Exercise -> In the records that follow, find each line with the word "title" and copy it.

▼▼▼

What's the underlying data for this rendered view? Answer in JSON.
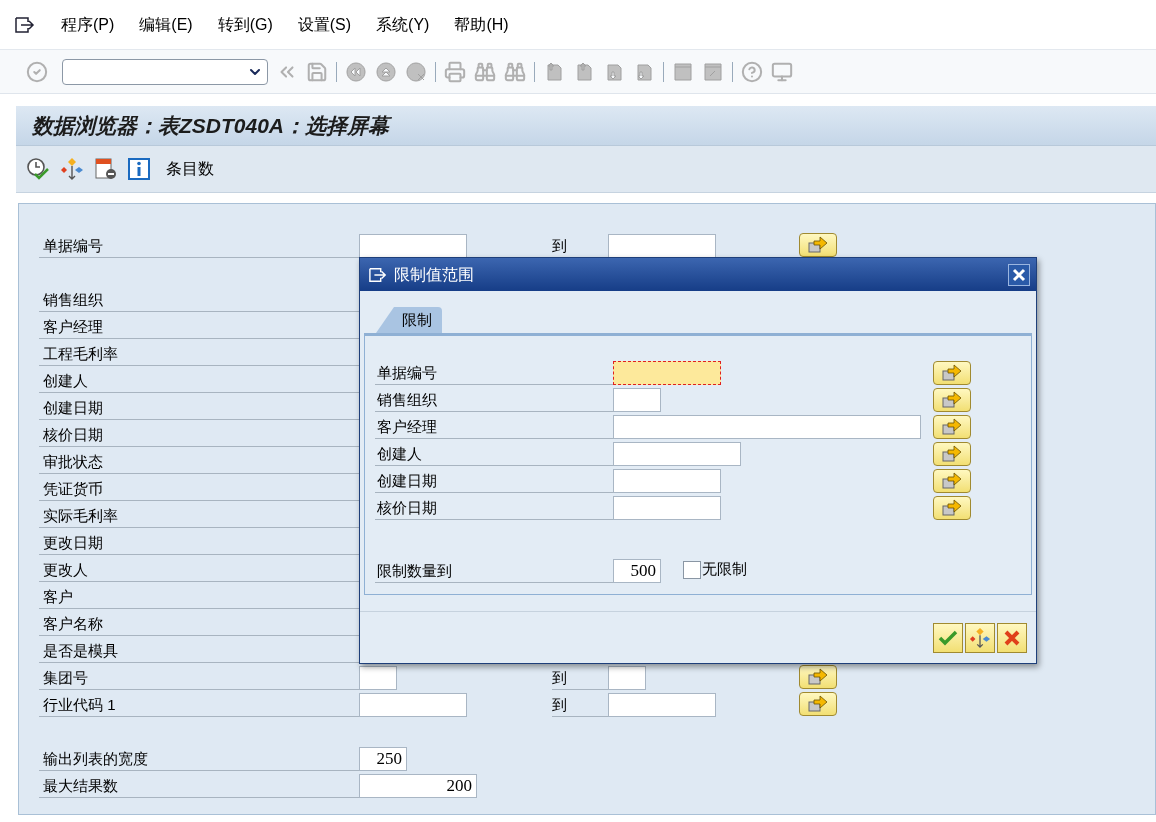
{
  "menu": [
    {
      "label": "程序(P)"
    },
    {
      "label": "编辑(E)"
    },
    {
      "label": "转到(G)"
    },
    {
      "label": "设置(S)"
    },
    {
      "label": "系统(Y)"
    },
    {
      "label": "帮助(H)"
    }
  ],
  "title": "数据浏览器：表ZSDT040A：选择屏幕",
  "app_toolbar": {
    "entries_button": "条目数"
  },
  "selection": {
    "groups": [
      {
        "rows": [
          {
            "label": "单据编号",
            "kind": "range",
            "to": "到"
          }
        ]
      },
      {
        "rows": [
          {
            "label": "销售组织",
            "kind": "label"
          },
          {
            "label": "客户经理",
            "kind": "label"
          },
          {
            "label": "工程毛利率",
            "kind": "label"
          },
          {
            "label": "创建人",
            "kind": "label"
          },
          {
            "label": "创建日期",
            "kind": "label"
          },
          {
            "label": "核价日期",
            "kind": "label"
          },
          {
            "label": "审批状态",
            "kind": "label"
          },
          {
            "label": "凭证货币",
            "kind": "label"
          },
          {
            "label": "实际毛利率",
            "kind": "label"
          },
          {
            "label": "更改日期",
            "kind": "label"
          },
          {
            "label": "更改人",
            "kind": "label"
          },
          {
            "label": "客户",
            "kind": "label"
          },
          {
            "label": "客户名称",
            "kind": "label"
          },
          {
            "label": "是否是模具",
            "kind": "label"
          },
          {
            "label": "集团号",
            "kind": "range_narrow",
            "to": "到"
          },
          {
            "label": "行业代码 1",
            "kind": "range",
            "to": "到"
          }
        ]
      }
    ],
    "settings": [
      {
        "label": "输出列表的宽度",
        "value": "250",
        "kind": "short"
      },
      {
        "label": "最大结果数",
        "value": "200",
        "kind": "long"
      }
    ]
  },
  "dialog": {
    "title": "限制值范围",
    "tabs": [
      {
        "label": "限制",
        "selected": true
      }
    ],
    "rows": [
      {
        "label": "单据编号",
        "kind": "medium",
        "focused": true
      },
      {
        "label": "销售组织",
        "kind": "short",
        "focused": false
      },
      {
        "label": "客户经理",
        "kind": "xlong",
        "focused": false
      },
      {
        "label": "创建人",
        "kind": "long",
        "focused": false
      },
      {
        "label": "创建日期",
        "kind": "medium",
        "focused": false
      },
      {
        "label": "核价日期",
        "kind": "medium",
        "focused": false
      }
    ],
    "limit": {
      "label": "限制数量到",
      "value": "500"
    },
    "no_limit": {
      "label": "无限制",
      "checked": false
    }
  }
}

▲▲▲

Task result ->
  "title": "数据浏览器：表ZSDT040A：选择屏幕",
    "title": "限制值范围",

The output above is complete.